How do we prepare children for the rapidly changing society that we call the 21st century?

And how do we ensure that our teachers have been fully exposed to the challenge before they commission the buildings in which that learning will happen?

According to an independent review, Stakeholder Design’s award-winning solution delivered both in abundance:

“The project has undoubtedly empowered and skilled the school in preparation and readiness for initiatives such as the Primary Capital Programme (PCP) and a range of curriculum and practice policies. The school community is stronger and much more capable of dealing with the processes of design and working with partners and stakeholders. The school is aware of the powerful learning that takes place and will be able to use tools and strategies towards this end effectively through processes of co-design and change. The school is also aware that it will be the pedagogical and curricular vision they are beginning to articulate that will lay the critical foundations for any PCP developments.”

This is what the Bristol Evening Post made of it:
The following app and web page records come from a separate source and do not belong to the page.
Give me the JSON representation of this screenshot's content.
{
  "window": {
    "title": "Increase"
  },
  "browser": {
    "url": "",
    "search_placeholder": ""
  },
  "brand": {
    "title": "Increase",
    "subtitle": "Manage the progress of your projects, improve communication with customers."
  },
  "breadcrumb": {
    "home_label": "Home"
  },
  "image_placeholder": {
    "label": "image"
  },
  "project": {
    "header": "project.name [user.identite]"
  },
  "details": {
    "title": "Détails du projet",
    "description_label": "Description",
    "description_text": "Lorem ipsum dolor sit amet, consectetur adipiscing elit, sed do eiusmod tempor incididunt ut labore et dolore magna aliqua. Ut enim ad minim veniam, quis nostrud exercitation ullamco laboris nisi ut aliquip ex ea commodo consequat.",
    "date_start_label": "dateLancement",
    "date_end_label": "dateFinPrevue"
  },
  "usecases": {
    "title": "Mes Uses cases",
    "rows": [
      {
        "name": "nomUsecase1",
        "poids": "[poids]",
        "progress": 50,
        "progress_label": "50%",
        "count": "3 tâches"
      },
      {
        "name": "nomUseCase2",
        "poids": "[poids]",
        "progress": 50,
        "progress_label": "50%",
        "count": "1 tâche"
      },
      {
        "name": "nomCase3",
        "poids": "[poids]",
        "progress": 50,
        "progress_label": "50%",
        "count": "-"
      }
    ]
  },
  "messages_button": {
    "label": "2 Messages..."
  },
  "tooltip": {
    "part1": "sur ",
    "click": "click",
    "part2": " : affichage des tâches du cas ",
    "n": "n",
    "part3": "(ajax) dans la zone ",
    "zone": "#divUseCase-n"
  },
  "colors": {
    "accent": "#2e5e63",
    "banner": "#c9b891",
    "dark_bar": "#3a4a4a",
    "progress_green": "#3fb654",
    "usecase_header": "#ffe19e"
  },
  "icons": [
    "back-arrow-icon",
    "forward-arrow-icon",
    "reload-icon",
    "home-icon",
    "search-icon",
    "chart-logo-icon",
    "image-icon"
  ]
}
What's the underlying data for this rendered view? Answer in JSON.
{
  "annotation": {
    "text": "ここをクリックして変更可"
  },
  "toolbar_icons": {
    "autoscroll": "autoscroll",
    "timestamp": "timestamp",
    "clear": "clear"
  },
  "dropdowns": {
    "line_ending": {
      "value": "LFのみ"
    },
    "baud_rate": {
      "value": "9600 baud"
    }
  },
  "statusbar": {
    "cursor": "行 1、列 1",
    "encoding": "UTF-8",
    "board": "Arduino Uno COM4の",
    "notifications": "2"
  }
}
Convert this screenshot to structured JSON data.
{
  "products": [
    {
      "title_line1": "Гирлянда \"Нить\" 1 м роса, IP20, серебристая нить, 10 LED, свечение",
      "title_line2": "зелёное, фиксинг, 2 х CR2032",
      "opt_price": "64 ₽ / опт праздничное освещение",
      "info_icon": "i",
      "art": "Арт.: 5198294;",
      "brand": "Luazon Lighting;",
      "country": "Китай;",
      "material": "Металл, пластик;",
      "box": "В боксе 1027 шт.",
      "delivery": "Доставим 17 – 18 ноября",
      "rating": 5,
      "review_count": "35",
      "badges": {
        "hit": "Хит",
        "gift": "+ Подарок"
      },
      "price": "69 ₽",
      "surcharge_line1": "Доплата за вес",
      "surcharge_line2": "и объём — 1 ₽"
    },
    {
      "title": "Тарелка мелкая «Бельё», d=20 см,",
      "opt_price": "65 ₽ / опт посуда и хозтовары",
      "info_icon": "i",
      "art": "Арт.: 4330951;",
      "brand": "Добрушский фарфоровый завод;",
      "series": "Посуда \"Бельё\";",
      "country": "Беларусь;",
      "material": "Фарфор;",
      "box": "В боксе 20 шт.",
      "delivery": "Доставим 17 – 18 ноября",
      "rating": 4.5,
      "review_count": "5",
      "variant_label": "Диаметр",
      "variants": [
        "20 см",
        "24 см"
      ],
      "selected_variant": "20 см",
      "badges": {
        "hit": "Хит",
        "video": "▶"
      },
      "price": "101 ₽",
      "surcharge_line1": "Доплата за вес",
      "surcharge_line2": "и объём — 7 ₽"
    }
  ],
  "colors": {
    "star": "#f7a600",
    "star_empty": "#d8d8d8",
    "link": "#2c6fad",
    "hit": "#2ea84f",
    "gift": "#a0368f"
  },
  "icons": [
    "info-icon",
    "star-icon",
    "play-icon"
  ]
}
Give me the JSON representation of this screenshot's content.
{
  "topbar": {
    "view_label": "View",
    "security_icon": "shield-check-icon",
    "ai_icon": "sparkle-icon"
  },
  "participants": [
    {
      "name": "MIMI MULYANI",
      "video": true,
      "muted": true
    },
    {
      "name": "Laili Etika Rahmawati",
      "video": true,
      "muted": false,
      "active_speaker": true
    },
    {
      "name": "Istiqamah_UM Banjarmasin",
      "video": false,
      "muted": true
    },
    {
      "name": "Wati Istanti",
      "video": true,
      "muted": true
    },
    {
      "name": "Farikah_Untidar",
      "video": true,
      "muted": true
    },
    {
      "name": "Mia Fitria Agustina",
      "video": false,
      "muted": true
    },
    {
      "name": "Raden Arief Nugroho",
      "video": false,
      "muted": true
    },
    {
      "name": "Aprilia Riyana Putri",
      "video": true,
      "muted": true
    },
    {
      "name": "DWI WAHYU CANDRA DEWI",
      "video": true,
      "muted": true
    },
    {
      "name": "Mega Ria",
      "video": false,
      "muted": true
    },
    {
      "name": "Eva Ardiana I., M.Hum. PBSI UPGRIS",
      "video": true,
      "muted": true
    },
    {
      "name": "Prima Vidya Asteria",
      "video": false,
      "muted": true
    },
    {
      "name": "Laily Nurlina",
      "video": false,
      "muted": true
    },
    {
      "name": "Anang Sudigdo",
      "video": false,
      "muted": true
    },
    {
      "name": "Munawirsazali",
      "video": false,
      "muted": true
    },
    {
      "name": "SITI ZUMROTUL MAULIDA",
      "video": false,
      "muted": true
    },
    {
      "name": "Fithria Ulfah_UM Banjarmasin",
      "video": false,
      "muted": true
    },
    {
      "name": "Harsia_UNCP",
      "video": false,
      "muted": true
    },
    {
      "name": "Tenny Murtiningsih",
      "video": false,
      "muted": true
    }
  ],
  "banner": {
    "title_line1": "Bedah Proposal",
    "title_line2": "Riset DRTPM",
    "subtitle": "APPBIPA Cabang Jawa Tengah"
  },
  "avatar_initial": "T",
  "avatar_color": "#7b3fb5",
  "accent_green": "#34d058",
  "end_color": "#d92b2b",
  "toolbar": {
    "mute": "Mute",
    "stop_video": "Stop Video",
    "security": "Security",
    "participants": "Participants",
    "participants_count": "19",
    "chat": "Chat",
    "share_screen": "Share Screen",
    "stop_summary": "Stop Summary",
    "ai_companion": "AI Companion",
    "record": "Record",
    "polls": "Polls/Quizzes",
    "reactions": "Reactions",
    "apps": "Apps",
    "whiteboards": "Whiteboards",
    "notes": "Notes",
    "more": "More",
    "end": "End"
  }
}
Leaping over jets of water in the playground, a group of 10-year-olds at Luckwell Primary, Brislington, Bristol, are clearly having a whale of time. They whoop with laughter as they splash one another and their head teacher Sue Roberts. The children are playing on the Luckwell Fountain, an interactive water feature they have helped to create. But although it is a playground asset to make pupils across the country envious, the fountain at the Bedminster primary is not just for fun. Its development has been a learning process for children and staff and now it is about to have a revolutionary impact on the school’s curriculum.

“It is all about taking learning beyond the classroom and allowing children to take the lead,” said Ms Roberts. The £100,000 Fountaineers project has involved the school’s 208 pupils and its staff working with the Bristol education innovator Futurelab and a community design agency called Stakeholder Design.

It began two years ago after Sean McDougall, managing director of Stakeholder Design, came up with the idea of an “intelligent fountain” that would respond to people in various ways. Having worked with Luckwell Primary before, Futurelab approached the school again. They asked the children for their ideas on what the futuristic feature should look like.

The youngsters soon worked out some of their suggestions, such as a chocolate fountain, or one containing goldfish, would not be practical. Eventually, a design was chosen – but then the pupils learned it would have to be altered, because of the cost.

“There were frustrations along the way, but that enabled the children to learn about compromise and about practicalities,” said Ms Roberts.

The final fountain, unveiled last month by Bristol City footballers including Louis Carey, has a range of sensors that can react to both behaviour and touch. For example, as a child runs past it at speed the water starts to gush, emulating the speed of the child. It responds to children pressing their hands and feet on the fountain and can be programmed to react to sound and to music. It has even been used to lift the school mood. “If you have had a bad morning in class, you go out and everyone is dancing by the fountain and having fun and it makes you feel really happy,” said Year 6 Beth. Classmate Aaron added: “If you are bored, it just makes you wake up.” Sue Roberts said: “Working as co-designers on Fountaineers has proved rewarding for both staff and pupils. “The teachers were surprised at the children’s level of engagement and their contribution to the project. “Without much guidance at all the children, working across age groups and classes, decided where we were headed with the design of the fountain and really led the project.

“This collaborative approach to teaching and learning has been so successful that we want to tie it into the changes we are making to our curriculum as a whole.

“We are gradually introducing a skills-based and learner-led curriculum with the fountain playing an integral part.” Sean McDougall said: “Fountaineers aimed to broaden the range of learning styles available to children, crucially making the link between school and the outside working world.

“The intelligent fountain gives children as young as five the chance to learn and progress skills such as teamwork, problem solving, communication, persistence and inter-generational skills.

“We have shown that children really are capable of managing complex design projects and we have generated huge insights into the educational needs of children in the 21st century.”

Tash Lee Jones, learning researcher at Futurelab, added: “Our aim in getting learners to be integral to the design and construction of the fountain was to establish ways to work together across a whole school and to create new relationships between teacher and learner. “As a successful project that involves pupils designing their own learning space, Fountaineers has implications for other school improvement projects including Building Schools for the Future and the Primary Capital Programme in Bristol and elsewhere.”

The intelligent fountain is one of the most exciting and versatile outdoor learning resources available.

Designed by 208 primary school children, it can see, hear and respond to what is going on around it.

It’s one of many innovative learning resources developed by Stakeholder Design and it’s available now for schools everywhere. Click here for more info.

Original article published in Bristol Evening Post, 7 November 2008